We were established in 2014 and have traveled interstate exhibiting artworks and showcasing song and dance from the Yuin Nation.
In the past two years, the dancers have entered a traditional Aboriginal dance competition held in Sydney at the Opera House.
MACS has supported us through projects,creative art, work placements and with the designing of the dancers’ outfits for the internationally known Dance Rites competition.
We are aware that there might be some amalgamations between MACS and the Men’s Shed in regards to productive space.
We proudly support MACS. They are all very talented artists and having this opportunity to utilise the space at the men's shed, they will be very productive and gain business growth.
Djaadjawan Dancers has several major projects coming up and we will be needing the assistance and creativity of MACS, as we have in the past.
Djaadjawan Dancers artistic director
Fresh quotes please
The mayor has a video on Eurobodalla Shire Council’s Facebook page, attempting to justify her position in the face of growing opposition to the proposal for a second-rate aquatic centre without a 50 metre pool.
Why would the council want people to travel to Narooma for carnivals and events when the opportunity exists to build a fantastic centre in the Bay for generations to come? The draft Aquatic Strategy says the life of the six-lane Narooma pool is problematic, yet it is to be the chosen venue for carnivals. What size will it be replaced with in the not too distant future?
The council has relied on the advice of one interstate consultant. Please insist on competitive quotes before committing us to an inferior and overpriced development.
Jeff de Jager
Narooma – Nature Coast or outpost of the NRA?
Eurobodalla residents may think of Huntfest as a local event, but it actually links Narooma to the ever-growing financial and political interests of powerful national and international gun lobbyists.
Huntfest is now advertised as the “SSAA NSW Huntfest”.
The SSAA (Sporting Shooters Association of Australia) has strong links to the National Rifle Association (NRA), which wields enormous political power in the United States.

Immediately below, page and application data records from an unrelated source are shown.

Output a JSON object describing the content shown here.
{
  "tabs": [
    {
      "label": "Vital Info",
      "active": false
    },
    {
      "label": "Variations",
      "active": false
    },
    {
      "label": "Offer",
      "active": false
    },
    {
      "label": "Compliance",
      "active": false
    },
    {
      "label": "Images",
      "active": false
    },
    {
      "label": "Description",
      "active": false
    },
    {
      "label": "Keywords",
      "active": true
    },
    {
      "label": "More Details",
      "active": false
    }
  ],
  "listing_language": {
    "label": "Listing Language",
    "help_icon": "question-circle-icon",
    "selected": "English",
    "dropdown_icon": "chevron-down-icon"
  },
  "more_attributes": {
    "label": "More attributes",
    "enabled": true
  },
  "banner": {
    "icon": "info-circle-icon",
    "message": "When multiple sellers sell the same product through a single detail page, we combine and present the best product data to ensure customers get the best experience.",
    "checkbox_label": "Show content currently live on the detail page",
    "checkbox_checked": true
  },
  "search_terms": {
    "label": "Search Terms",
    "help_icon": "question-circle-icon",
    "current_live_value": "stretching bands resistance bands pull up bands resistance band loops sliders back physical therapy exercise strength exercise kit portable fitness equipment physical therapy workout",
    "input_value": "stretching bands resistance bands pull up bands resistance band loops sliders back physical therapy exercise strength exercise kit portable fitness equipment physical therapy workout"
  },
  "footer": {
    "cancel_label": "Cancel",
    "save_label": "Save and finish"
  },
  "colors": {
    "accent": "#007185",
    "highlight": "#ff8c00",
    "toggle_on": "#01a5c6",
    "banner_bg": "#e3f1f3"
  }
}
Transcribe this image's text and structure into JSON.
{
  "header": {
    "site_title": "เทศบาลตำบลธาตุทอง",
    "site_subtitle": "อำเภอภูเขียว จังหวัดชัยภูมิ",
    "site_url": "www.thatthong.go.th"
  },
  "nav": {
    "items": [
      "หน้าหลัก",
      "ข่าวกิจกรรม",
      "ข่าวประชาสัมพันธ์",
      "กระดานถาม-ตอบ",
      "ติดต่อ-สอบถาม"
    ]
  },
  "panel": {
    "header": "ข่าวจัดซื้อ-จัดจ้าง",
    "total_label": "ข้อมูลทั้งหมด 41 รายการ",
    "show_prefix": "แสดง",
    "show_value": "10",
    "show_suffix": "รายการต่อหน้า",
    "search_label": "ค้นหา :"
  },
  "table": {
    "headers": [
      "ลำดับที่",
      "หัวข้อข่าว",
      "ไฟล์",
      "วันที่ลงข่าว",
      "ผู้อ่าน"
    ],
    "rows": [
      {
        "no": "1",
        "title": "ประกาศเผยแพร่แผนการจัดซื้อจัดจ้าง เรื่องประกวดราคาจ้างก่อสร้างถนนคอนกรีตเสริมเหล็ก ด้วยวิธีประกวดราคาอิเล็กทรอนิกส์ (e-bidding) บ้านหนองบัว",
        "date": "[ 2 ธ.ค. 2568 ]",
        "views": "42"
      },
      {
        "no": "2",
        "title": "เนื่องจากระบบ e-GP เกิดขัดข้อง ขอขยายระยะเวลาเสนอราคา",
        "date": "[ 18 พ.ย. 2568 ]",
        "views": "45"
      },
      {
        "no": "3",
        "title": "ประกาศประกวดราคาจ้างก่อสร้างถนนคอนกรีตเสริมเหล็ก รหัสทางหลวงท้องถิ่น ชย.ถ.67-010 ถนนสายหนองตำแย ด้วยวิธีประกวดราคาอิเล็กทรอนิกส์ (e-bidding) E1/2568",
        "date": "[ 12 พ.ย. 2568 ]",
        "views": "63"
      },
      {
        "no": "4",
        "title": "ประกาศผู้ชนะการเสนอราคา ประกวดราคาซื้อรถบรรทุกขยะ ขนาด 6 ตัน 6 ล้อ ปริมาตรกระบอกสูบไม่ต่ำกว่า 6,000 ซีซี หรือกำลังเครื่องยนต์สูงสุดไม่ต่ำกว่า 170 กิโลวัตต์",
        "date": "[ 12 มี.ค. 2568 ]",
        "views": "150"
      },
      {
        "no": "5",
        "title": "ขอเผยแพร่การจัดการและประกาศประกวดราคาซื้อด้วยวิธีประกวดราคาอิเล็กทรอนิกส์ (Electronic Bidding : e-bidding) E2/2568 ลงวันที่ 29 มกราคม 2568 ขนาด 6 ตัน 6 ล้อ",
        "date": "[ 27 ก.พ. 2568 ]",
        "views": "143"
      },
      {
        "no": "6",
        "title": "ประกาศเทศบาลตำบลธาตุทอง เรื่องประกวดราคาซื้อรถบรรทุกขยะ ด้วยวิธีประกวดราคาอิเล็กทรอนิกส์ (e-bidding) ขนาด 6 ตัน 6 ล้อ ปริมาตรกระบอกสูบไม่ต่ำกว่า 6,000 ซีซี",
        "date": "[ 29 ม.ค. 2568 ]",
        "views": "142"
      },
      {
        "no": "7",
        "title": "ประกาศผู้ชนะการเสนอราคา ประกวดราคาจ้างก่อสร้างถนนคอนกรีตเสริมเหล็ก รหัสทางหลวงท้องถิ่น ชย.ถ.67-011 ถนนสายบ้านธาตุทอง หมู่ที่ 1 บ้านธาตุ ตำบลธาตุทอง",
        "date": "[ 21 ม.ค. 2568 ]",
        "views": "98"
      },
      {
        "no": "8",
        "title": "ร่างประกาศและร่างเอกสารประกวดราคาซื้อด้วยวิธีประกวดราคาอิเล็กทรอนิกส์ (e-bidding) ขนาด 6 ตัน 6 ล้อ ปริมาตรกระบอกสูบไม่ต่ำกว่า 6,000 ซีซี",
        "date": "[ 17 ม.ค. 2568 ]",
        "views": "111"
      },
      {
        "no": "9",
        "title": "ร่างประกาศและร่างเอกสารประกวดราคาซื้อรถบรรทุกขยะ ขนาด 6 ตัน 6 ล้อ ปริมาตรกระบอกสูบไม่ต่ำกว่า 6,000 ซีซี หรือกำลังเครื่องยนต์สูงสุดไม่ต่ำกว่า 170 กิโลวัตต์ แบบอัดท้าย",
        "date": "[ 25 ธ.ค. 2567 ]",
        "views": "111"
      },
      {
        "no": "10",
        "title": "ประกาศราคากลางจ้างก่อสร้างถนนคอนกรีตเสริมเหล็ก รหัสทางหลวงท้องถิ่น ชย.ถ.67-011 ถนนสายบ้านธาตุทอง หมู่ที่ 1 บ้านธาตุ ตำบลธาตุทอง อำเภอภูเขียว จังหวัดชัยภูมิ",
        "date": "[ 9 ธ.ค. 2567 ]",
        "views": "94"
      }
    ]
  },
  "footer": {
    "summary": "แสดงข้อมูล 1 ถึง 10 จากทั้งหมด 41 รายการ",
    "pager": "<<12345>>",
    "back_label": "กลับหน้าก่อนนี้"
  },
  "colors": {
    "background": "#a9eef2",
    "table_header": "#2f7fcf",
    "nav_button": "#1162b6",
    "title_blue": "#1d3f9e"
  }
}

In August the SSAA said: “As the firearms amnesty continues, our counterparts at the NRA Institute for Legislative Action (ILA) have put together a piece on Australia’s “gun turn-in”, reiterating our claims that criminals do not hand in their illicit wares. The NRA-ILA also credited the SSAA for securing the ability to register or sell firearms as part of the amnesty, in turn saving many firearms from the scrap heap.”
On October 20, NSW Police released the findings of the recent gun amnesty. Nearly 10,000 firearms and items were surrendered. Also, 13,729 firearms were handed in for registration and 2101 were acquired by dealers.
There are 15,830 firearms in circulation that, theoretically, should have been destroyed, thanks to the influence of the SSAA.
According to the Sydney Morning Herald (October 7, 2017) in 2015, the SSAA in NSW reported an income of $2.4 million, with assets of $7.2 million. Some of that wealth supported the Shooters, Fishers and Farmers Party at state and federal elections.
The party now holds three NSW Parliamentary seats and has significant leverage over the state government.
Do we want them on our Nature Coast?